■ **Exercise requirements**:
Every record that follows needs to be written out again, exactly.

■ **Material for this exercise**:
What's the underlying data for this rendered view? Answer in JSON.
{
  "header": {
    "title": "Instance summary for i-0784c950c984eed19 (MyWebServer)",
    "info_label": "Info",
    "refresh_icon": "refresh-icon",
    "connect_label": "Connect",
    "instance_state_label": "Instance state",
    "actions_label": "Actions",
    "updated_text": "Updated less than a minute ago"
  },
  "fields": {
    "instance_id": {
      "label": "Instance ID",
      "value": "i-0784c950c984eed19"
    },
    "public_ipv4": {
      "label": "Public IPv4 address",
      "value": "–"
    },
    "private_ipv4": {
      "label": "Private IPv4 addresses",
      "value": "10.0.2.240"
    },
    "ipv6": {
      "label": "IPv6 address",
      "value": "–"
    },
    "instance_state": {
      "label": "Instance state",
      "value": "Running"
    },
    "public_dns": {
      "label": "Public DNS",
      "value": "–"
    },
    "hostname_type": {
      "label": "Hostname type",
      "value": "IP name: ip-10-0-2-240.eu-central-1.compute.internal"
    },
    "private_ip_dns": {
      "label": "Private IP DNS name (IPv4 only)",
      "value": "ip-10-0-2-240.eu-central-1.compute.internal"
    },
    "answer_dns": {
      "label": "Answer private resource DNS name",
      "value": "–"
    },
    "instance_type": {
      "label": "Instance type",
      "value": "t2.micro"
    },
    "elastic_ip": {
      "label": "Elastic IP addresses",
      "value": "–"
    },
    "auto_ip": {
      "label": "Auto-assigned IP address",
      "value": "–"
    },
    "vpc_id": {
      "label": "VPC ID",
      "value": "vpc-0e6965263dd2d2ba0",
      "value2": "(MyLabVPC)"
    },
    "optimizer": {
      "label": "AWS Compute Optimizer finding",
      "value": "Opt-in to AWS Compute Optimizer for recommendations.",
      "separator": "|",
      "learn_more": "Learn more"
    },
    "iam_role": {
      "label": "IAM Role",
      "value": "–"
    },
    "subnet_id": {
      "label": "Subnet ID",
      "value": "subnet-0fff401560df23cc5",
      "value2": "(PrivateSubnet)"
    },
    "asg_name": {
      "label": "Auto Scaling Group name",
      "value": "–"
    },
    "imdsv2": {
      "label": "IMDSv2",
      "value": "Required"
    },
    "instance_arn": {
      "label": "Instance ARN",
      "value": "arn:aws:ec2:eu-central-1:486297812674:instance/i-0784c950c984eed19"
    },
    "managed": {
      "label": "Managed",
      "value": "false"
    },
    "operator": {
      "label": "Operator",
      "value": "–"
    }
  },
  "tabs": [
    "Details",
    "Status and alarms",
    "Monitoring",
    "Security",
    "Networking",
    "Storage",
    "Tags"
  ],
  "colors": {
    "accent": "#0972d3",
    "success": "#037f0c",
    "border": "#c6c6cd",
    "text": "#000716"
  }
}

■ **Task response**:
What's the underlying data for this rendered view? Answer in JSON.
{
  "header": {
    "title": "Instance summary for i-0784c950c984eed19 (MyWebServer)",
    "info_label": "Info",
    "refresh_icon": "refresh-icon",
    "connect_label": "Connect",
    "instance_state_label": "Instance state",
    "actions_label": "Actions",
    "updated_text": "Updated less than a minute ago"
  },
  "fields": {
    "instance_id": {
      "label": "Instance ID",
      "value": "i-0784c950c984eed19"
    },
    "public_ipv4": {
      "label": "Public IPv4 address",
      "value": "–"
    },
    "private_ipv4": {
      "label": "Private IPv4 addresses",
      "value": "10.0.2.240"
    },
    "ipv6": {
      "label": "IPv6 address",
      "value": "–"
    },
    "instance_state": {
      "label": "Instance state",
      "value": "Running"
    },
    "public_dns": {
      "label": "Public DNS",
      "value": "–"
    },
    "hostname_type": {
      "label": "Hostname type",
      "value": "IP name: ip-10-0-2-240.eu-central-1.compute.internal"
    },
    "private_ip_dns": {
      "label": "Private IP DNS name (IPv4 only)",
      "value": "ip-10-0-2-240.eu-central-1.compute.internal"
    },
    "answer_dns": {
      "label": "Answer private resource DNS name",
      "value": "–"
    },
    "instance_type": {
      "label": "Instance type",
      "value": "t2.micro"
    },
    "elastic_ip": {
      "label": "Elastic IP addresses",
      "value": "–"
    },
    "auto_ip": {
      "label": "Auto-assigned IP address",
      "value": "–"
    },
    "vpc_id": {
      "label": "VPC ID",
      "value": "vpc-0e6965263dd2d2ba0",
      "value2": "(MyLabVPC)"
    },
    "optimizer": {
      "label": "AWS Compute Optimizer finding",
      "value": "Opt-in to AWS Compute Optimizer for recommendations.",
      "separator": "|",
      "learn_more": "Learn more"
    },
    "iam_role": {
      "label": "IAM Role",
      "value": "–"
    },
    "subnet_id": {
      "label": "Subnet ID",
      "value": "subnet-0fff401560df23cc5",
      "value2": "(PrivateSubnet)"
    },
    "asg_name": {
      "label": "Auto Scaling Group name",
      "value": "–"
    },
    "imdsv2": {
      "label": "IMDSv2",
      "value": "Required"
    },
    "instance_arn": {
      "label": "Instance ARN",
      "value": "arn:aws:ec2:eu-central-1:486297812674:instance/i-0784c950c984eed19"
    },
    "managed": {
      "label": "Managed",
      "value": "false"
    },
    "operator": {
      "label": "Operator",
      "value": "–"
    }
  },
  "tabs": [
    "Details",
    "Status and alarms",
    "Monitoring",
    "Security",
    "Networking",
    "Storage",
    "Tags"
  ],
  "colors": {
    "accent": "#0972d3",
    "success": "#037f0c",
    "border": "#c6c6cd",
    "text": "#000716"
  }
}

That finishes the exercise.